I never like to take shocking, TMZ type current events and twist them into writing points for the blog but this Mindy McCready tragedy has weighed heavily upon me. And the reason I'm writing about it now is that, as I am about to publish Chapter 3 and then 4 of 'The Rock' over the coming weeks, it hits a little too close to home.
Schrodinger's Cat is a paradox in quantum mechanics proposed in the 1930's by people way smarter than me but it somehow seems oddly and unshakably applicable to my thinking tonight.
The crux of the theorem, at least from a philosophical/non-mathematic perspective is that if you put a cat in a sealed box, it exists in a state of neither being alive or dead until you open the box.
What I've taken it to mean in my own life is this. All of us have good and evil within us; creativity and destruction; the sacred and profane; beauty and sorrow; hope and heroism but desperation and despair as well. And I'm not sure that we really get to choose which state we'll be in when the box is opened.
But what I do know is if we're in the later state not the former, what we don't get to do is take anyone down with us.
The tipping point for me was reading an article about how, when Ms. McCready murdered her dog before she took her own life, it was not an act of malice. And though I'm sure it's just a sad attempt of spin control from the PR machine, do they really think we're that daft and easily persuaded?
Did you know that human beings are the only species on the planet that can choose not to live? We're the only ones who can willfully and deliberately kill ourselves, the lemming myth and others aside.
But we're also the only species that, when death is certain and the box is totally open, possess the desire to damn others to our fate. And therein lies the real tragedy.
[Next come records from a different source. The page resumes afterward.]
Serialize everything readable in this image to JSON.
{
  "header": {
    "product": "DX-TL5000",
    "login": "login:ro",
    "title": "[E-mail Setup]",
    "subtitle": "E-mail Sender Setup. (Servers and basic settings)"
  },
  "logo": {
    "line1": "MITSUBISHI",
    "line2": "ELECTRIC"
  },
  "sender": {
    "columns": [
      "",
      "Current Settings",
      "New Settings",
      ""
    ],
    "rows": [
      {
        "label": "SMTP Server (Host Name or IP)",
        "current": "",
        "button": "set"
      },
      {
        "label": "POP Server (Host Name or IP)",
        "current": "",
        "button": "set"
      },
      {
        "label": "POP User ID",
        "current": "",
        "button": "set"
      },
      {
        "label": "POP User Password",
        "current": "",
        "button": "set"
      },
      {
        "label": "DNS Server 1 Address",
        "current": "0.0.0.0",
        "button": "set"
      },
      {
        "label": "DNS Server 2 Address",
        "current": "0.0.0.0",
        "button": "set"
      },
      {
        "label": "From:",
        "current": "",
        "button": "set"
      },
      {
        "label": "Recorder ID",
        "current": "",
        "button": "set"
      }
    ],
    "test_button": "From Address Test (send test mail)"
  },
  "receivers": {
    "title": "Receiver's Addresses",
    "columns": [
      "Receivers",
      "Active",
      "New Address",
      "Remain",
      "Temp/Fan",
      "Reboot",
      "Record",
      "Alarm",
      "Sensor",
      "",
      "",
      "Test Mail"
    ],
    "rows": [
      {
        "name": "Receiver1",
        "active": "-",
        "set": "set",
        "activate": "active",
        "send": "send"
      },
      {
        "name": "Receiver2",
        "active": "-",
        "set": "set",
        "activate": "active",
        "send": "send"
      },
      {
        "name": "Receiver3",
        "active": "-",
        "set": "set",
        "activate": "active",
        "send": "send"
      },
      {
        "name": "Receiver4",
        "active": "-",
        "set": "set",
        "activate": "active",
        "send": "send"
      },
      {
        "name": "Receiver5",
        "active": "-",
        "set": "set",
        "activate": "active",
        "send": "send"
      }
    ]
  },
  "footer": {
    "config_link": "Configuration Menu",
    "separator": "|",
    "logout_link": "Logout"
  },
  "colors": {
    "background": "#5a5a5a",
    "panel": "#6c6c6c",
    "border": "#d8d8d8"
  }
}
Don't believe me? Mortally injure a member of a pride, a flock, a rafter, a lodge, a gaggle, or a herd and see if, in their dying breath, they try to take others down with them.